Finally, this excavation approach fails to consider the fact that it destroys the structure just as much as a developer's bulldozer destroys a cairn. Not to mention that excavation of graves and destruction of cairns and other sacred ceremonial features is disrespectful to the Native American tribes. I am deeply bothered by the total lack cultural sensitivity expressed in these remarks.

The willingness to consider Native American cultural origins for these structures is admirable and good first step. But, this is only the a first step and there is much room for improvement.

James Gage

Norman said...

It would be wonderful in a perfect world if we could just look at a cairn and figure out exactly what it was used for and what might be inside, if anything. But of course, this is not the case, and we are often put in the awkward position of scratching our heads wondering just what it is we are looking at. And sometimes, after all avenues of scientific investigation have resulted in very little, we have to get down on our hands and knees and do a little digging -- but carefully and sensitively. In certain circumstances,such as a developer intending to destroy a stone mound site because it is in the way of a development, we need evidence to prevent this from happening, If we can establish that the mound site predates the colonial period, through soil analysis, radiocarbon dating or whatever, then this will often suffice. And if we can prove that a stone mound represents a burial, this is even more powerful evidence. No amount of talking or discussion among ourselves, however, can provide the clear cut evidence that archaeologists and developers need to set aside a cairn site. Perhaps in the future the type of non-invasive research we now do can be a model acceptable to all parties. But we are not there yet.

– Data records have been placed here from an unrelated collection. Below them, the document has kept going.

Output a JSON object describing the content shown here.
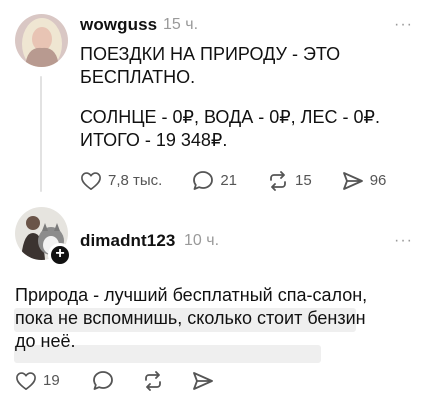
{
  "post1": {
    "author": "wowguss",
    "time": "15 ч.",
    "more_label": "···",
    "text_line1": "ПОЕЗДКИ НА ПРИРОДУ - ЭТО",
    "text_line2": "БЕСПЛАТНО.",
    "text_line3": "СОЛНЦЕ - 0₽, ВОДА - 0₽, ЛЕС - 0₽.",
    "text_line4": "ИТОГО - 19 348₽.",
    "likes": "7,8 тыс.",
    "comments": "21",
    "reposts": "15",
    "shares": "96"
  },
  "post2": {
    "author": "dimadnt123",
    "time": "10 ч.",
    "more_label": "···",
    "plus_label": "+",
    "text_line1": "Природа - лучший бесплатный спа-салон,",
    "text_line2": "пока не вспомнишь, сколько стоит бензин",
    "text_line3": "до неё.",
    "likes": "19"
  },
  "icons": {
    "like": "heart-icon",
    "comment": "comment-bubble-icon",
    "repost": "repost-arrows-icon",
    "share": "send-arrow-icon",
    "more": "more-dots-icon"
  },
  "colors": {
    "text": "#111111",
    "muted": "#9a9a9a",
    "action": "#555555",
    "thread_line": "#e2e2e2",
    "highlight": "#efefef"
  }
}
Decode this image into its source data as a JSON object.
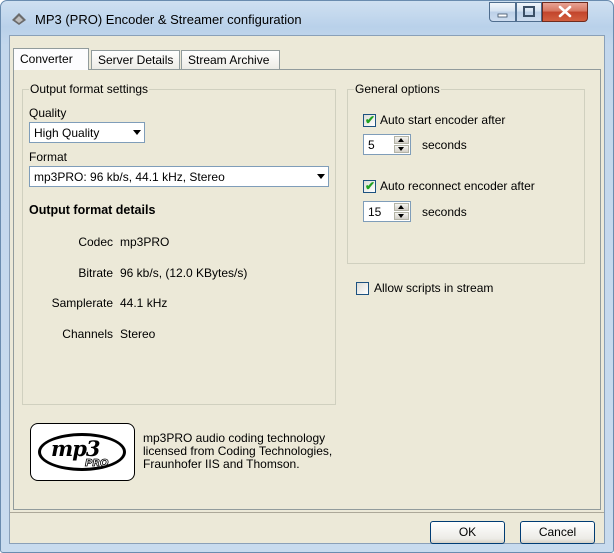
{
  "window": {
    "title": "MP3 (PRO) Encoder & Streamer configuration"
  },
  "tabs": [
    "Converter",
    "Server Details",
    "Stream Archive"
  ],
  "output_format": {
    "group_label": "Output format settings",
    "quality_label": "Quality",
    "quality_value": "High Quality",
    "format_label": "Format",
    "format_value": "mp3PRO: 96 kb/s, 44.1 kHz, Stereo",
    "details_heading": "Output format details",
    "details": [
      {
        "label": "Codec",
        "value": "mp3PRO"
      },
      {
        "label": "Bitrate",
        "value": "96 kb/s, (12.0 KBytes/s)"
      },
      {
        "label": "Samplerate",
        "value": "44.1 kHz"
      },
      {
        "label": "Channels",
        "value": "Stereo"
      }
    ]
  },
  "general": {
    "group_label": "General options",
    "auto_start_label": "Auto start encoder after",
    "auto_start_checked": true,
    "auto_start_seconds": "5",
    "auto_reconnect_label": "Auto reconnect encoder after",
    "auto_reconnect_checked": true,
    "auto_reconnect_seconds": "15",
    "seconds_label": "seconds",
    "allow_scripts_label": "Allow scripts in stream",
    "allow_scripts_checked": false
  },
  "logo": {
    "text": "mp3",
    "sub": "PRO"
  },
  "license_text": "mp3PRO audio coding technology\nlicensed from Coding Technologies,\nFraunhofer IIS and Thomson.",
  "buttons": {
    "ok": "OK",
    "cancel": "Cancel"
  },
  "colors": {
    "check": "#21a121",
    "close_button": "#c2452c",
    "dialog_bg": "#ece9d8"
  }
}
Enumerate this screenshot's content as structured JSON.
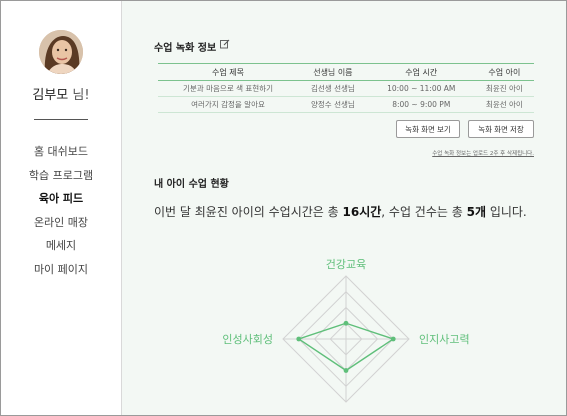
{
  "user": {
    "name": "김부모",
    "suffix": " 님!"
  },
  "nav": {
    "items": [
      {
        "label": "홈 대쉬보드"
      },
      {
        "label": "학습 프로그램"
      },
      {
        "label": "육아 피드"
      },
      {
        "label": "온라인 매장"
      },
      {
        "label": "메세지"
      },
      {
        "label": "마이 페이지"
      }
    ]
  },
  "recordings": {
    "title": "수업 녹화 정보",
    "headers": [
      "수업 제목",
      "선생님 이름",
      "수업 시간",
      "수업 아이"
    ],
    "rows": [
      [
        "기분과 마음으로 색 표현하기",
        "김선생 선생님",
        "10:00 ~ 11:00 AM",
        "최윤진 아이"
      ],
      [
        "여러가지 감정을 알아요",
        "양정수 선생님",
        "8:00 ~ 9:00 PM",
        "최윤선 아이"
      ]
    ],
    "view_button": "녹화 화면 보기",
    "save_button": "녹화 화면 저장",
    "notice": "수업 녹화 정보는 업로드 2주 후 삭제됩니다."
  },
  "status": {
    "title": "내 아이 수업 현황",
    "summary_prefix": "이번 달 최윤진 아이의 수업시간은 총 ",
    "hours": "16시간",
    "summary_middle": ", 수업 건수는 총 ",
    "count": "5개",
    "summary_suffix": " 입니다."
  },
  "chart_data": {
    "type": "radar",
    "axes": [
      "건강교육",
      "인지사고력",
      "",
      "인성사회성"
    ],
    "levels": 4,
    "max": 4,
    "series": [
      {
        "values": [
          1,
          3,
          2,
          3
        ]
      }
    ],
    "color": "#5fbf7a"
  },
  "colors": {
    "accent": "#5fbf7a",
    "background": "#f3f8f4"
  }
}
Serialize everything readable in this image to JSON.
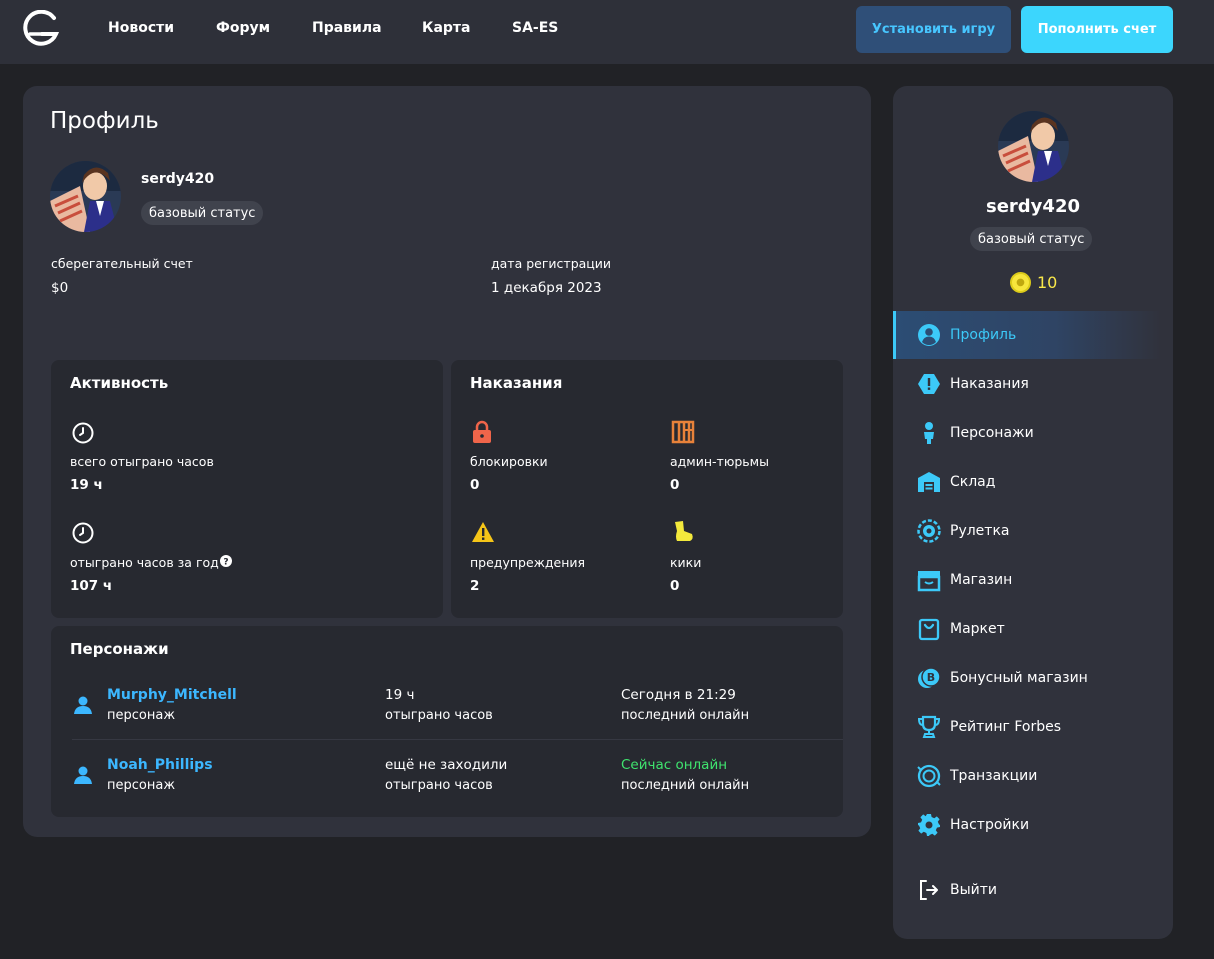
{
  "header": {
    "nav": [
      "Новости",
      "Форум",
      "Правила",
      "Карта",
      "SA-ES"
    ],
    "install_button": "Установить игру",
    "topup_button": "Пополнить счет"
  },
  "profile": {
    "title": "Профиль",
    "username": "serdy420",
    "status": "базовый статус",
    "savings_label": "сберегательный счет",
    "savings_value": "$0",
    "reg_label": "дата регистрации",
    "reg_value": "1 декабря 2023"
  },
  "activity": {
    "title": "Активность",
    "total_label": "всего отыграно часов",
    "total_value": "19 ч",
    "year_label": "отыграно часов за год",
    "year_value": "107 ч"
  },
  "punishments": {
    "title": "Наказания",
    "bans_label": "блокировки",
    "bans_value": "0",
    "jail_label": "админ-тюрьмы",
    "jail_value": "0",
    "warns_label": "предупреждения",
    "warns_value": "2",
    "kicks_label": "кики",
    "kicks_value": "0"
  },
  "characters": {
    "title": "Персонажи",
    "items": [
      {
        "name": "Murphy_Mitchell",
        "type": "персонаж",
        "hours": "19 ч",
        "hours_label": "отыграно часов",
        "last_online": "Сегодня в 21:29",
        "last_online_label": "последний онлайн"
      },
      {
        "name": "Noah_Phillips",
        "type": "персонаж",
        "hours": "ещё не заходили",
        "hours_label": "отыграно часов",
        "last_online": "Сейчас онлайн",
        "last_online_label": "последний онлайн"
      }
    ]
  },
  "sidebar": {
    "username": "serdy420",
    "status": "базовый статус",
    "coins": "10",
    "menu": [
      {
        "label": "Профиль",
        "icon": "user-circle-icon"
      },
      {
        "label": "Наказания",
        "icon": "alert-hexagon-icon"
      },
      {
        "label": "Персонажи",
        "icon": "person-icon"
      },
      {
        "label": "Склад",
        "icon": "warehouse-icon"
      },
      {
        "label": "Рулетка",
        "icon": "roulette-icon"
      },
      {
        "label": "Магазин",
        "icon": "store-icon"
      },
      {
        "label": "Маркет",
        "icon": "bag-icon"
      },
      {
        "label": "Бонусный магазин",
        "icon": "bonus-coin-icon"
      },
      {
        "label": "Рейтинг Forbes",
        "icon": "trophy-icon"
      },
      {
        "label": "Транзакции",
        "icon": "transactions-icon"
      },
      {
        "label": "Настройки",
        "icon": "gear-icon"
      },
      {
        "label": "Выйти",
        "icon": "logout-icon"
      }
    ]
  },
  "colors": {
    "accent": "#3cc9f8",
    "link": "#3cb7ff",
    "online": "#3fe36e",
    "danger": "#f0654a",
    "warning": "#f5c518",
    "jail": "#e8823a",
    "kick": "#f3e93c"
  }
}
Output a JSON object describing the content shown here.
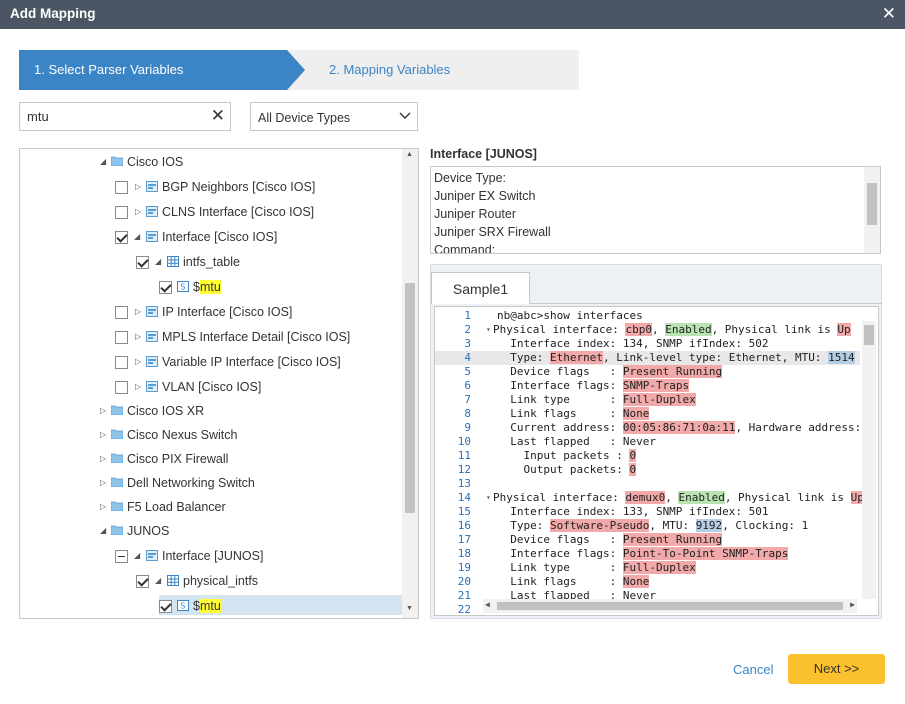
{
  "dialog": {
    "title": "Add Mapping"
  },
  "steps": {
    "step1": "1. Select Parser Variables",
    "step2": "2. Mapping Variables"
  },
  "search": {
    "value": "mtu"
  },
  "device_type": {
    "selected": "All Device Types"
  },
  "tree": {
    "cisco_ios": "Cisco IOS",
    "bgp": "BGP Neighbors [Cisco IOS]",
    "clns": "CLNS Interface [Cisco IOS]",
    "interface_ios": "Interface [Cisco IOS]",
    "intfs_table": "intfs_table",
    "var_prefix": "$",
    "var_name": "mtu",
    "ip_interface": "IP Interface [Cisco IOS]",
    "mpls": "MPLS Interface Detail [Cisco IOS]",
    "variable_ip": "Variable IP Interface [Cisco IOS]",
    "vlan": "VLAN [Cisco IOS]",
    "cisco_ios_xr": "Cisco IOS XR",
    "cisco_nexus": "Cisco Nexus Switch",
    "cisco_pix": "Cisco PIX Firewall",
    "dell": "Dell Networking Switch",
    "f5": "F5 Load Balancer",
    "junos": "JUNOS",
    "interface_junos": "Interface [JUNOS]",
    "physical_intfs": "physical_intfs"
  },
  "right": {
    "title": "Interface [JUNOS]",
    "device_type_lines": [
      "Device Type:",
      "Juniper EX Switch",
      "Juniper Router",
      "Juniper SRX Firewall",
      "Command:"
    ],
    "tab": "Sample1"
  },
  "code": {
    "n1": "1",
    "l1": "nb@abc>show interfaces",
    "n2": "2",
    "l2a": "Physical interface: ",
    "l2b": "cbp0",
    "l2c": ", ",
    "l2d": "Enabled",
    "l2e": ", Physical link is ",
    "l2f": "Up",
    "n3": "3",
    "l3": "  Interface index: 134, SNMP ifIndex: 502",
    "n4": "4",
    "l4a": "  Type: ",
    "l4b": "Ethernet",
    "l4c": ", Link-level type: Ethernet, MTU: ",
    "l4d": "1514",
    "n5": "5",
    "l5a": "  Device flags   : ",
    "l5b": "Present Running",
    "n6": "6",
    "l6a": "  Interface flags: ",
    "l6b": "SNMP-Traps",
    "n7": "7",
    "l7a": "  Link type      : ",
    "l7b": "Full-Duplex",
    "n8": "8",
    "l8a": "  Link flags     : ",
    "l8b": "None",
    "n9": "9",
    "l9a": "  Current address: ",
    "l9b": "00:05:86:71:0a:11",
    "l9c": ", Hardware address:",
    "n10": "10",
    "l10": "  Last flapped   : Never",
    "n11": "11",
    "l11a": "    Input packets : ",
    "l11b": "0",
    "n12": "12",
    "l12a": "    Output packets: ",
    "l12b": "0",
    "n13": "13",
    "n14": "14",
    "l14a": "Physical interface: ",
    "l14b": "demux0",
    "l14c": ", ",
    "l14d": "Enabled",
    "l14e": ", Physical link is ",
    "l14f": "Up",
    "n15": "15",
    "l15": "  Interface index: 133, SNMP ifIndex: 501",
    "n16": "16",
    "l16a": "  Type: ",
    "l16b": "Software-Pseudo",
    "l16c": ", MTU: ",
    "l16d": "9192",
    "l16e": ", Clocking: 1",
    "n17": "17",
    "l17a": "  Device flags   : ",
    "l17b": "Present Running",
    "n18": "18",
    "l18a": "  Interface flags: ",
    "l18b": "Point-To-Point SNMP-Traps",
    "n19": "19",
    "l19a": "  Link type      : ",
    "l19b": "Full-Duplex",
    "n20": "20",
    "l20a": "  Link flags     : ",
    "l20b": "None",
    "n21": "21",
    "l21": "  Last flapped   : Never",
    "n22": "22"
  },
  "buttons": {
    "cancel": "Cancel",
    "next": "Next >>"
  }
}
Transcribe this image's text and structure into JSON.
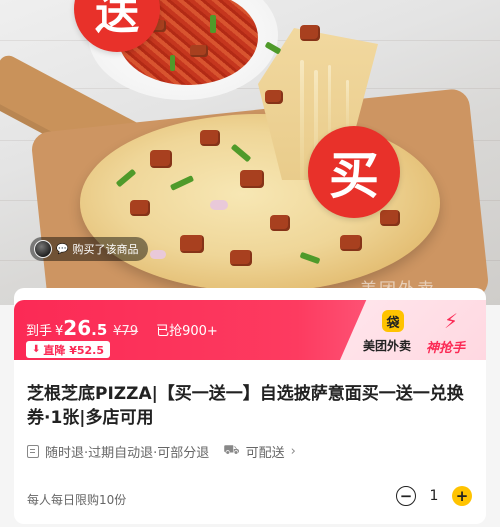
{
  "hero": {
    "badge_left": "送",
    "badge_right": "买",
    "buyer_tag": "购买了该商品",
    "watermark": "美团外卖"
  },
  "price": {
    "prefix": "到手",
    "currency": "¥",
    "integer": "26",
    "decimal": ".5",
    "original": "¥79",
    "sold": "已抢900+",
    "drop_label": "直降 ¥52.5"
  },
  "brand": {
    "meituan_name": "美团外卖",
    "shenqiang_name": "神抢手",
    "meituan_icon": "kangaroo-logo-icon",
    "shenqiang_icon": "bolt-logo-icon"
  },
  "product": {
    "title": "芝根芝底PIZZA|【买一送一】自选披萨意面买一送一兑换券·1张|多店可用"
  },
  "service": {
    "refund_text": "随时退·过期自动退·可部分退",
    "delivery_text": "可配送"
  },
  "purchase": {
    "limit_text": "每人每日限购10份",
    "quantity": "1",
    "minus": "−",
    "plus": "+"
  },
  "colors": {
    "accent": "#fb2a55",
    "badge_red": "#e8312a",
    "yellow": "#ffc300"
  }
}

Having been examining platform cairns and other carefully constructed stone features throughout the Northeast for the past twelve years, I really have no solid evidence what they were used for, who built them, or when (yes, I have my own ideas, but they don't constitute hard evidence). And since these structures are sometimes destroyed just because they are in the way and most people are ignorant about them, I really want to know more about them -- meaning dates and cultural data. Because with this ammunition, I can better educate the public and help save the stone features. Isn't that a proper goal?

pwax said...

Norman: Indeed!